Wednesday, May 16, 2007

Morning notes: The black and yellow book

Most mornings, I take a final cup of coffee to this corner of my dining room. The painting and 'stuff' on the table top changes with the season or my mood. The sun filters in through the bare limbs or narrow leaves of the tree outside. I sit and check my schedule, plan a blog entry or a painting or read and sing to Lucy (an almost daily event.)

This week, I've given some thought to the 'black and yellow book.' Last year, I had written that I was "Disappointed that I will not see my name on one of those black and yellow books. Annoyed that I let this become so important." ( see Endings and Beginnings) Now, I am surprised that I had put it behind me so well that I didn't even think about it's possible release date. I was not prepared to find it on the shelves of my favorite bookstore.

I pulled it down and sat in a big chair to glance through the pages. The author is a textbook writer/publisher. He has been a newspaper art critic and has a Masters in both teaching and English. There was nothing surprising, it fit the formula -- a formula which I could not seem to get. It will sell well.

Mostly though, I have thought about the differences in what I had envisioned for "my" book and the one I held in my hands. I think the difference is in approach.
As an artist, teacher, art judge and sometime writer, my presentation of art history has been related to art techniques and colored by a degree in religion. I have tried to show art in history in relation to art today and art makers in relation to the world around them. And . . . I want the contribution of women to be important. I think somewhere there might be a need for my kind of book. It just won't be black and yellow.

8 comments:

KJ said...

I love your 'observations.' Especially the ones that look at the whole picture, and accompanied by really beautiful photos, brings the complete thought full circle. I feel certain there is a better format for your thoughts than the black and yellow book. Whatever form it takes, it needs to include your photos as well as your sketches.

CMC said...

Annette.....you are just not the black and yellow "formula type" writer. You'll have your own style sooner or later I know.

Annette said...

Thanks for the encouragement, Karen and Cheryl. Making the connection-full circle is the challenge I most enjoy about my 'observations.'

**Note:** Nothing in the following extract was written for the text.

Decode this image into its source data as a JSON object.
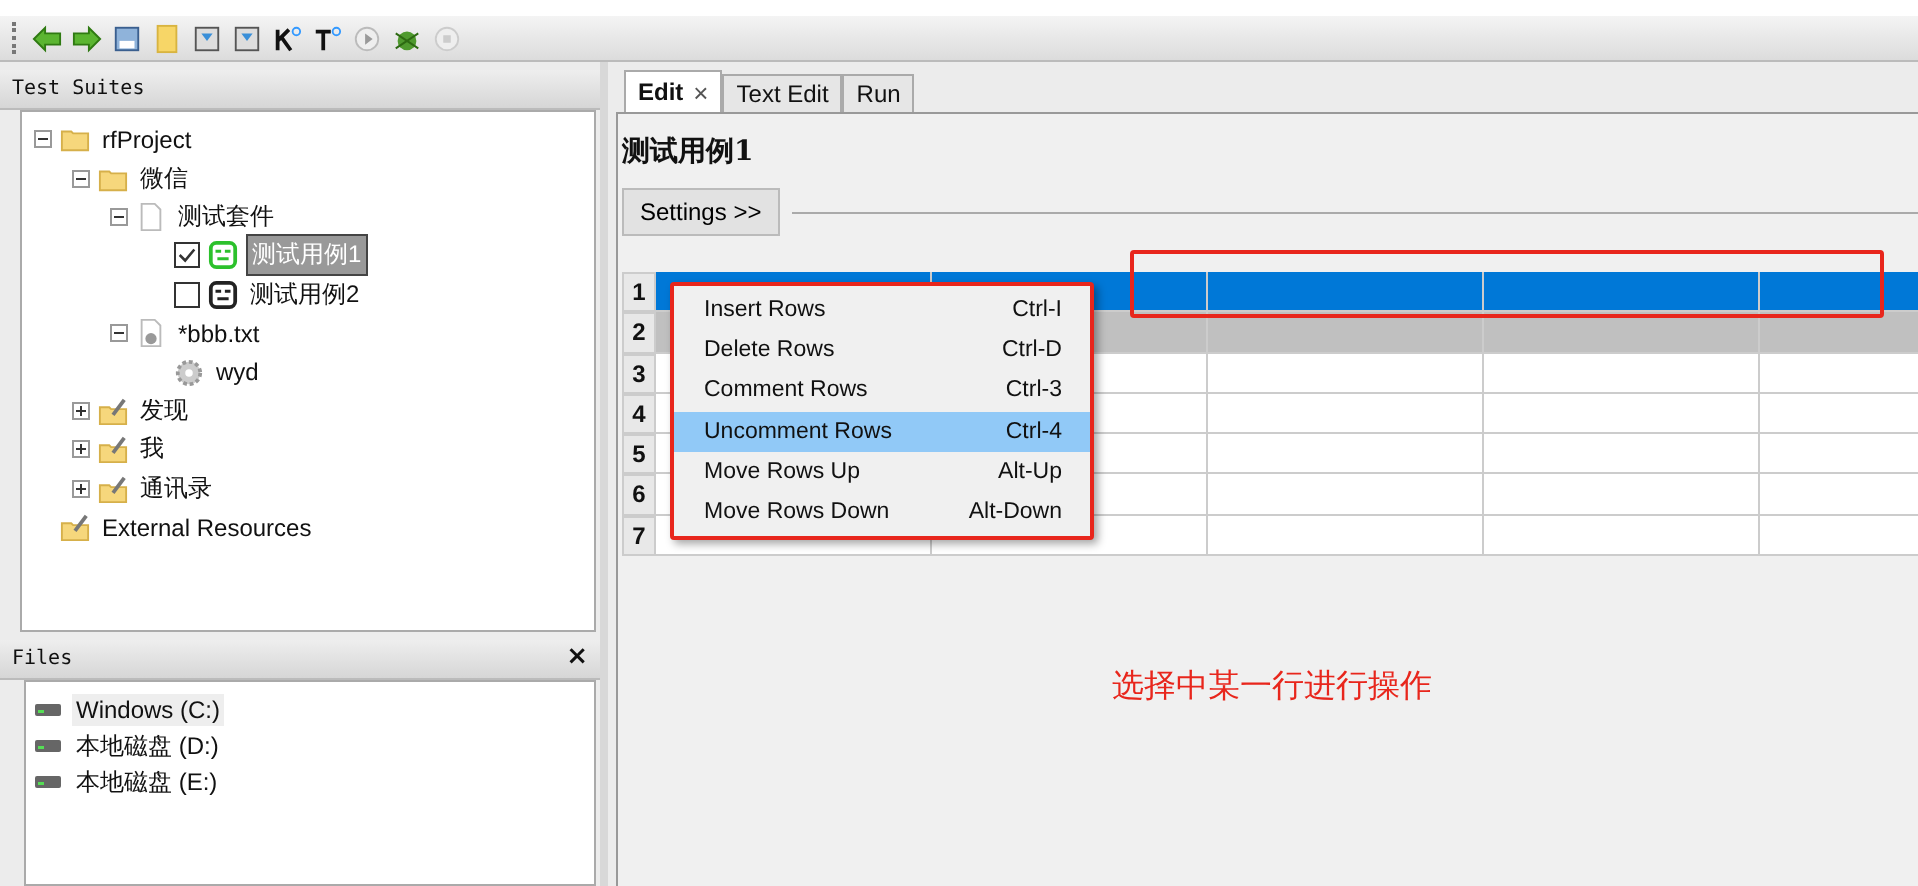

I just had a call from my sixth grade teacher. It's kind of scary to think that, more than 50 years later, she is still checking to see if I'll ever get things right. . . .
AAB

Nita said...

I was horrified to read of your experience last year with that publisher. Unfortunately, it isn't uncommon. My son has had similar experiences with two different publishers. It might be a good idea to read the published book carefully to make sure they haven't incorporated any of your material into it.

Walker said...

Annette, I agree with Nita - make sure they didn't use any of your material for the published book. I sympathize with your emotional reaction to finding the book for sale, it couldn't have felt good knowing how much precious time and energy you put into that project. I still think that overall you were just too good for them, and that there is a place for your kind of book out there.

Annette said...

Thanks for the sympathy and advice, Nita. I was just going to let it go, but perhaps I will buy the book. I had the feeling that the acquisitions editor was buying time until the writer she wanted to get his outline together. I'm both sorry and glad to hear that your son had similar experience -- nice to know I'm not the only one. ;-]
AAB

Annette said...

Robin, thanks for thinking I'm too good. I think I'm just to convoluted in my thinking. I remember trying to do needlework kits some years ago. I could never follow the pattern; I always had to do it my way. My friend, the magazine editor, said, "Would you really want your name on one of those black and yellow books?" Well, yeah!
AAB

Anonymous said...

Well, I'm proud of you that you did manage to put that whole episode out of your mind, at least for a little while. I hated how you sweated about it when we were in France!

Your book would be good, and Karen's right...your book must somehow be illustrated with your own work. And, Nita's right...buy a copy and read it very carefully!

Pat